SAN JUAN, Puerto Rico — Puerto Rico is now estimating that Hurricane Maria killed more than 1,400 people, far more than the official death toll of 64, in a report to Congress seeking billions to help the island recover from the devastating storm.
The government, relying on updated statistics it first reported in June, said there were 1,427 more deaths from September to December 2017 than the average for the same time period over the previous four years.
In a report to Congress detailing a $139 billion reconstruction plan, the territory’s government said that the additional deaths resulted from the effects of a storm that led to a “cascading failures” in infrastructure across the island of 3.3 million people.
Hurricane Maria, as well as Hurricane Irma two weeks later, knocked out power and water to the island and caused widespread flooding that left many sick and elderly people unable to get medical treatment.
“The hurricanes’ devastating effects on people’s health and safety cannot be overstated,” the government said in the report seeking assistance from Congress to help rebuild an island that was already struggling from a deep economic crisis at the time of the storm.
In the weeks after the storm, Puerto Rican officials said the storm directly caused 64 deaths, many in landslides or flooding.

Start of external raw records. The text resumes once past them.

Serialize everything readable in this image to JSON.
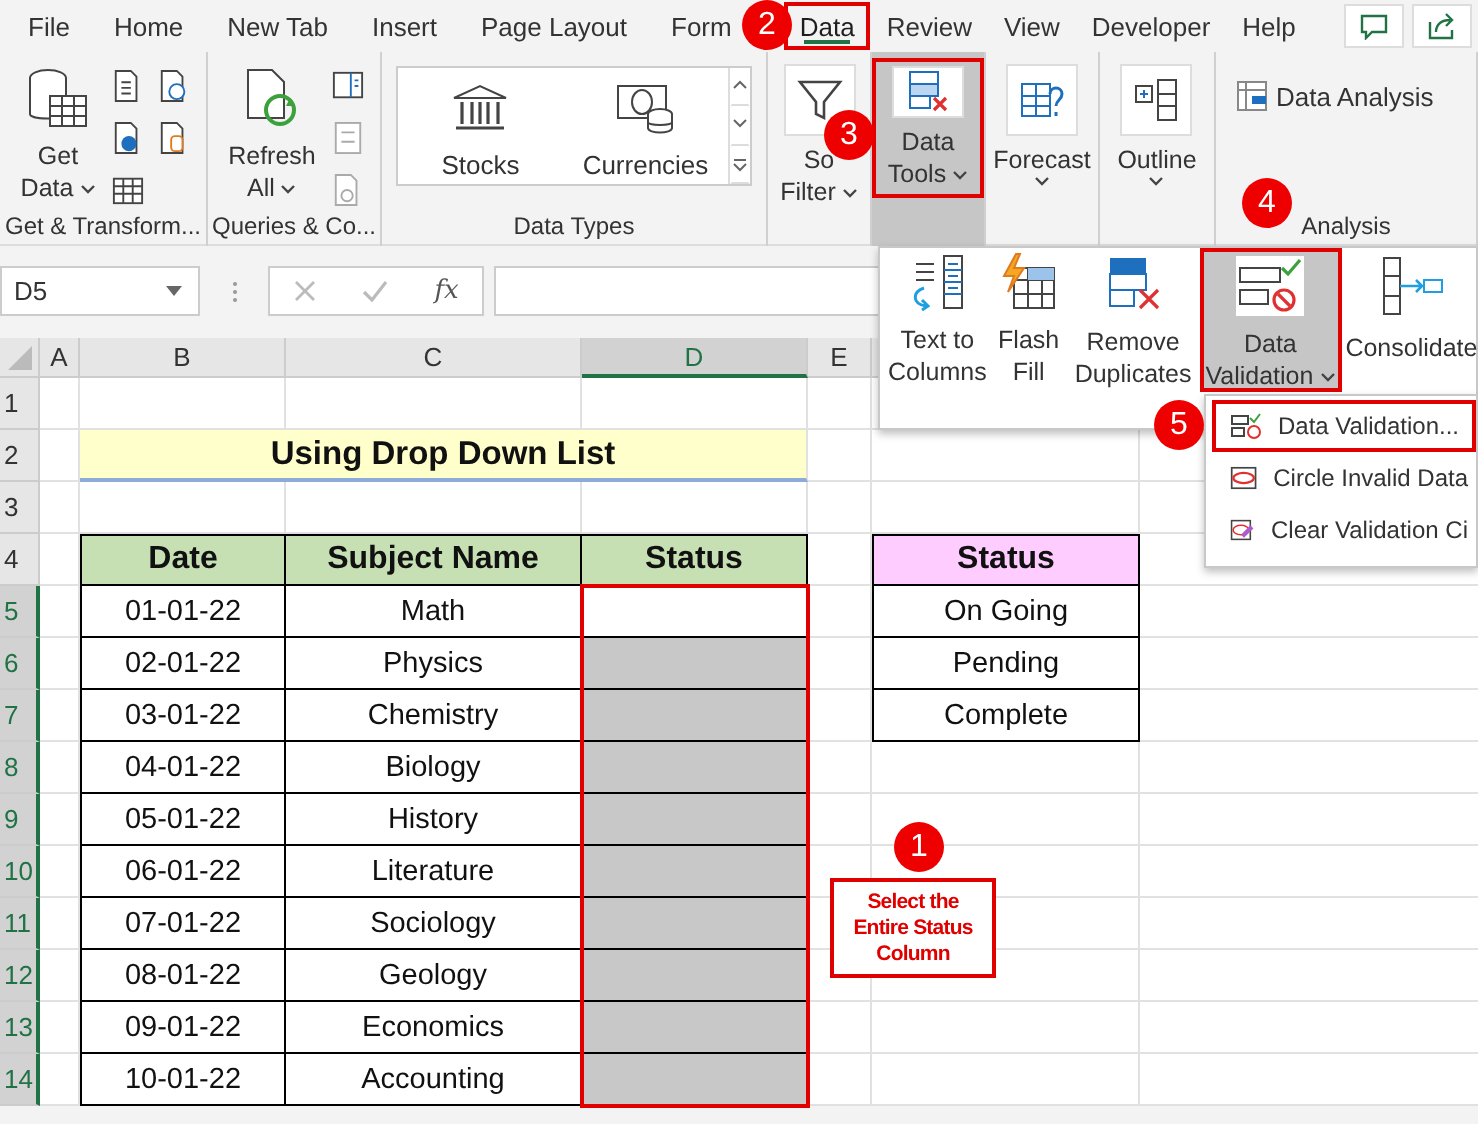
{
  "tabs": [
    {
      "label": "File",
      "selected": false,
      "outlined": false
    },
    {
      "label": "Home",
      "selected": false,
      "outlined": false
    },
    {
      "label": "New Tab",
      "selected": false,
      "outlined": false
    },
    {
      "label": "Insert",
      "selected": false,
      "outlined": false
    },
    {
      "label": "Page Layout",
      "selected": false,
      "outlined": false
    },
    {
      "label": "Form",
      "selected": false,
      "outlined": false
    },
    {
      "label": "Data",
      "selected": true,
      "outlined": true
    },
    {
      "label": "Review",
      "selected": false,
      "outlined": false
    },
    {
      "label": "View",
      "selected": false,
      "outlined": false
    },
    {
      "label": "Developer",
      "selected": false,
      "outlined": false
    },
    {
      "label": "Help",
      "selected": false,
      "outlined": false
    }
  ],
  "ribbon": {
    "groups": [
      {
        "kind": "large",
        "label": "Get & Transform...",
        "buttons": [
          {
            "lines": [
              "Get",
              "Data"
            ],
            "dropdown": true,
            "selected": false,
            "outlined": false
          }
        ]
      },
      {
        "kind": "large",
        "label": "Queries & Co...",
        "buttons": [
          {
            "lines": [
              "Refresh",
              "All"
            ],
            "dropdown": true,
            "selected": false,
            "outlined": false
          }
        ]
      },
      {
        "kind": "gallery",
        "label": "Data Types",
        "buttons": [
          {
            "lines": [
              "Stocks"
            ]
          },
          {
            "lines": [
              "Currencies"
            ]
          }
        ]
      },
      {
        "kind": "large",
        "buttons": [
          {
            "lines": [
              "So",
              "Filter"
            ],
            "dropdown": true,
            "selected": false,
            "outlined": false
          }
        ]
      },
      {
        "kind": "large",
        "buttons": [
          {
            "lines": [
              "Data",
              "Tools"
            ],
            "dropdown": true,
            "selected": true,
            "outlined": true
          }
        ]
      },
      {
        "kind": "large",
        "buttons": [
          {
            "lines": [
              "Forecast"
            ],
            "dropdown": true,
            "selected": false,
            "outlined": false
          }
        ]
      },
      {
        "kind": "large",
        "buttons": [
          {
            "lines": [
              "Outline"
            ],
            "dropdown": true,
            "selected": false,
            "outlined": false
          }
        ]
      },
      {
        "kind": "small",
        "label": "Analysis",
        "buttons": [
          {
            "lines": [
              "Data Analysis"
            ]
          }
        ]
      }
    ]
  },
  "formula_bar": {
    "name_box": "D5",
    "function_label": "fx"
  },
  "sheet": {
    "columns": [
      {
        "label": "A",
        "selected": false
      },
      {
        "label": "B",
        "selected": false
      },
      {
        "label": "C",
        "selected": false
      },
      {
        "label": "D",
        "selected": true
      },
      {
        "label": "E",
        "selected": false
      }
    ],
    "rows": [
      {
        "label": "1",
        "selected": false
      },
      {
        "label": "2",
        "selected": false
      },
      {
        "label": "3",
        "selected": false
      },
      {
        "label": "4",
        "selected": false
      },
      {
        "label": "5",
        "selected": true
      },
      {
        "label": "6",
        "selected": true
      },
      {
        "label": "7",
        "selected": true
      },
      {
        "label": "8",
        "selected": true
      },
      {
        "label": "9",
        "selected": true
      },
      {
        "label": "10",
        "selected": true
      },
      {
        "label": "11",
        "selected": true
      },
      {
        "label": "12",
        "selected": true
      },
      {
        "label": "13",
        "selected": true
      },
      {
        "label": "14",
        "selected": true
      }
    ],
    "title": "Using Drop Down List",
    "table": {
      "columns": [
        "Date",
        "Subject Name",
        "Status"
      ],
      "status_outlined": true,
      "rows": [
        {
          "date": "01-01-22",
          "subject": "Math",
          "selected": false
        },
        {
          "date": "02-01-22",
          "subject": "Physics",
          "selected": true
        },
        {
          "date": "03-01-22",
          "subject": "Chemistry",
          "selected": true
        },
        {
          "date": "04-01-22",
          "subject": "Biology",
          "selected": true
        },
        {
          "date": "05-01-22",
          "subject": "History",
          "selected": true
        },
        {
          "date": "06-01-22",
          "subject": "Literature",
          "selected": true
        },
        {
          "date": "07-01-22",
          "subject": "Sociology",
          "selected": true
        },
        {
          "date": "08-01-22",
          "subject": "Geology",
          "selected": true
        },
        {
          "date": "09-01-22",
          "subject": "Economics",
          "selected": true
        },
        {
          "date": "10-01-22",
          "subject": "Accounting",
          "selected": true
        }
      ]
    },
    "status_list": {
      "header": "Status",
      "items": [
        "On Going",
        "Pending",
        "Complete"
      ]
    }
  },
  "data_tools_menu": {
    "buttons": [
      {
        "lines": [
          "Text to",
          "Columns"
        ],
        "dropdown": false,
        "selected": false,
        "outlined": false
      },
      {
        "lines": [
          "Flash",
          "Fill"
        ],
        "dropdown": false,
        "selected": false,
        "outlined": false
      },
      {
        "lines": [
          "Remove",
          "Duplicates"
        ],
        "dropdown": false,
        "selected": false,
        "outlined": false
      },
      {
        "lines": [
          "Data",
          "Validation"
        ],
        "dropdown": true,
        "selected": true,
        "outlined": true
      },
      {
        "lines": [
          "Consolidate"
        ],
        "dropdown": false,
        "selected": false,
        "outlined": false
      }
    ],
    "items": [
      {
        "label": "Data Validation...",
        "outlined": true
      },
      {
        "label": "Circle Invalid Data",
        "outlined": false
      },
      {
        "label": "Clear Validation Ci",
        "outlined": false
      }
    ]
  },
  "callouts": [
    {
      "number": "1"
    },
    {
      "number": "2"
    },
    {
      "number": "3"
    },
    {
      "number": "4"
    },
    {
      "number": "5"
    }
  ],
  "note": "Select the Entire Status Column"
}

But they have long publicly said that far more people died due to indirect effects of the powerful storm.
The more exact number has been a matter of debate and the government itself released the 1,427 count in June. But it said it would wait to update its official tally until receiving a report it commissioned from George Washington University. That report is due in coming weeks.
The use of the higher death toll in the report to Congress was first reported Thursday by The New York Times.
Most of the deaths occurred not in the initial storm on Sept. 20, but in the ensuing days and weeks when the island-wide electricity outage and roads blocked by downed power lines and other debris made it difficult to move around and emergency services were stretched beyond their capabilities.
Government agencies have used various methods to count storm deaths over the years, with authorities generally trying to sort them into direct and indirect to include people whose deaths are tied to a natural disaster without necessarily being obviously caused by it.
New York Congresswoman Nydia Velazquez, who was born in Puerto Rico, has called for legislation that would establish federal standards for death counts after disaster. “It has been tragically clear for some time that the devastation from Irma and Maria was many magnitudes worse than the official death toll suggested,” she said.